But critics including some teachers unions who strongly backed Obama’s historic election are protesting that teachers in failing schools would lack the authority to make changes. Still some union officials see it as middle ground.
San Bernardino City School District Superintendent Arturo Delgado met with staff Monday to discuss intervention models and how best to conform to new state legislation requiring failing schools in California to close or go through one of three processes “Restart’:
Turn the school into a charter, “Turnaround”: Replace the principal and at least half the teaching staff; Transformation” replace the principal and reward effective teachers. District spokesperson Linda Bardere says the charter school option is off the table.
“The turnaround model and transformation model are the only options under consideration. The District is exploring which model will work best at each school on the list.”
She said the changes could cost $500,000 per school to implement.
Schools that implement the changes have until June 1, 2010 to apply for federal School Improvement Grants that could pay up to $2 million per school.
Meanwhile nearly 800 area teachers have received pink slips in recent weeks. March 15 is the annual deadline for school districts to send preliminary layoff notices to teachers and other certified school staff in California. San Bernardino City has sent out 269 notices, Fontana, 187; Rialto, 155; Colton, 141 and Redlands 30.
Many local educators say while President Obama’s ‘No Child’ plan is a good start at boosting achievement, the elephant in the room is the state’s budget crisis.
“With the school district facing another year of deep budget cuts, and layoffs our primary emphasis is preserving jobs. The obstacles facing teachers and administrators can be confusing, frustrating and simply overwhelming,” said Rebecca Harper, president of the San Bernardino Teachers Association.
Harper’s sobering take reinforces an undisputed assessment: that even with a growing consensus on the No Child law and the need for boosting student achievement clearly there is no easy fix for America’s struggling schools.
Black Voice News, News Report, Chris Levister
San Bernardino City Unified School District has 11 schools rated among the worst 5 percent in the state.

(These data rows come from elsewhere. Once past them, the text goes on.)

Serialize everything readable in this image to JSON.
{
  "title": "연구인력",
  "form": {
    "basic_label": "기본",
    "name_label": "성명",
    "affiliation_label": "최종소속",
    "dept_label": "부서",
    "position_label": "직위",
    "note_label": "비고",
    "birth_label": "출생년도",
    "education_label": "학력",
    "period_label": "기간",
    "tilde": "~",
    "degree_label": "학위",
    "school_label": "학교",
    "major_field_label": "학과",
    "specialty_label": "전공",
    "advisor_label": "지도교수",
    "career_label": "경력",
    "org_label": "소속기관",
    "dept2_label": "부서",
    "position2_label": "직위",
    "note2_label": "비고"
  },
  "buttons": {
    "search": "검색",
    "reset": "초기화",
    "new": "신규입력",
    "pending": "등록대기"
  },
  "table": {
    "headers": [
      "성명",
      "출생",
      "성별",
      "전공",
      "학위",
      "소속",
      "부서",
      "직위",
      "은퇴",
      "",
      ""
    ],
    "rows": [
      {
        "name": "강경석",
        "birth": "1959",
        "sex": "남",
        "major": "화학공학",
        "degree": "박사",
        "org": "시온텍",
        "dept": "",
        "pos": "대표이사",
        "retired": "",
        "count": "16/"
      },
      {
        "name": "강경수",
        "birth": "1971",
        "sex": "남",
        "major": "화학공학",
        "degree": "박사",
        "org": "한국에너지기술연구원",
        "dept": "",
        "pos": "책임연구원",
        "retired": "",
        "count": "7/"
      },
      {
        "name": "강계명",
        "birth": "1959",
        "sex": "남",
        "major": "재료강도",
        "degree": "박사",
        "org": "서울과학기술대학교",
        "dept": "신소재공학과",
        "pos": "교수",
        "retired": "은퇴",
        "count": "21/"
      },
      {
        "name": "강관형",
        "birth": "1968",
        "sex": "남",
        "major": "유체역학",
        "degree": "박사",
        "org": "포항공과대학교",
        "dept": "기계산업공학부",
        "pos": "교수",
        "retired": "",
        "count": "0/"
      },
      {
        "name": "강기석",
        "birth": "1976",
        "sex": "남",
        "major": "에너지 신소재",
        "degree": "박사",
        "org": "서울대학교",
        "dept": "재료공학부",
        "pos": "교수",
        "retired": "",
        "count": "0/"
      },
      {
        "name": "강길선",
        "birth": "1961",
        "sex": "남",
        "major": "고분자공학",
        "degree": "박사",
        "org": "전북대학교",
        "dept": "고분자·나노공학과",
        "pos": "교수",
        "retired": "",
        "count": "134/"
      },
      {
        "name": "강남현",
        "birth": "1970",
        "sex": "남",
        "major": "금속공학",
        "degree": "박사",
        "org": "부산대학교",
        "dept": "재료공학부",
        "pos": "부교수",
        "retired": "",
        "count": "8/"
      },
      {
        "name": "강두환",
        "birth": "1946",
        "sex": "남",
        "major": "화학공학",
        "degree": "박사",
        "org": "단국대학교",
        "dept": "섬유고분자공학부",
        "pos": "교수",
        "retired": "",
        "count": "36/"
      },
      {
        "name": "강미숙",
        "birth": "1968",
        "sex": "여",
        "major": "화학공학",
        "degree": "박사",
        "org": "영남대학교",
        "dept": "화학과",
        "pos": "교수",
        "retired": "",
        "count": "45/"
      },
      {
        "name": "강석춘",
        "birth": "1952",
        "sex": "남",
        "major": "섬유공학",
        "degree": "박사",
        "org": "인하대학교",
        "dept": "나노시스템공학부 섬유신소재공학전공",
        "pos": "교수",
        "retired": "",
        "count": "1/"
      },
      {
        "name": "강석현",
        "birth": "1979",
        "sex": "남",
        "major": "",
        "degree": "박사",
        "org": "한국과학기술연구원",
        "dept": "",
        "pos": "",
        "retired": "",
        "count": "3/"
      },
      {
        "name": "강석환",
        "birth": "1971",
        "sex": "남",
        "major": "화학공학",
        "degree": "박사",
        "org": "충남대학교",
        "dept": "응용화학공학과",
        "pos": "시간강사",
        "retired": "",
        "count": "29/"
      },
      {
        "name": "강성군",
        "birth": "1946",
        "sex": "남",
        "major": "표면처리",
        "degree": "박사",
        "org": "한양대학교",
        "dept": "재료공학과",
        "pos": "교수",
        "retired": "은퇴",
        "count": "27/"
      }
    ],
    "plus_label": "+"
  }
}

How these so-called failing schools will be treated under America’s new education blueprint sent to Congress on Monday illustrates the challenges of boosting student achievement in an era of teacher layoffs, and deep budget cuts.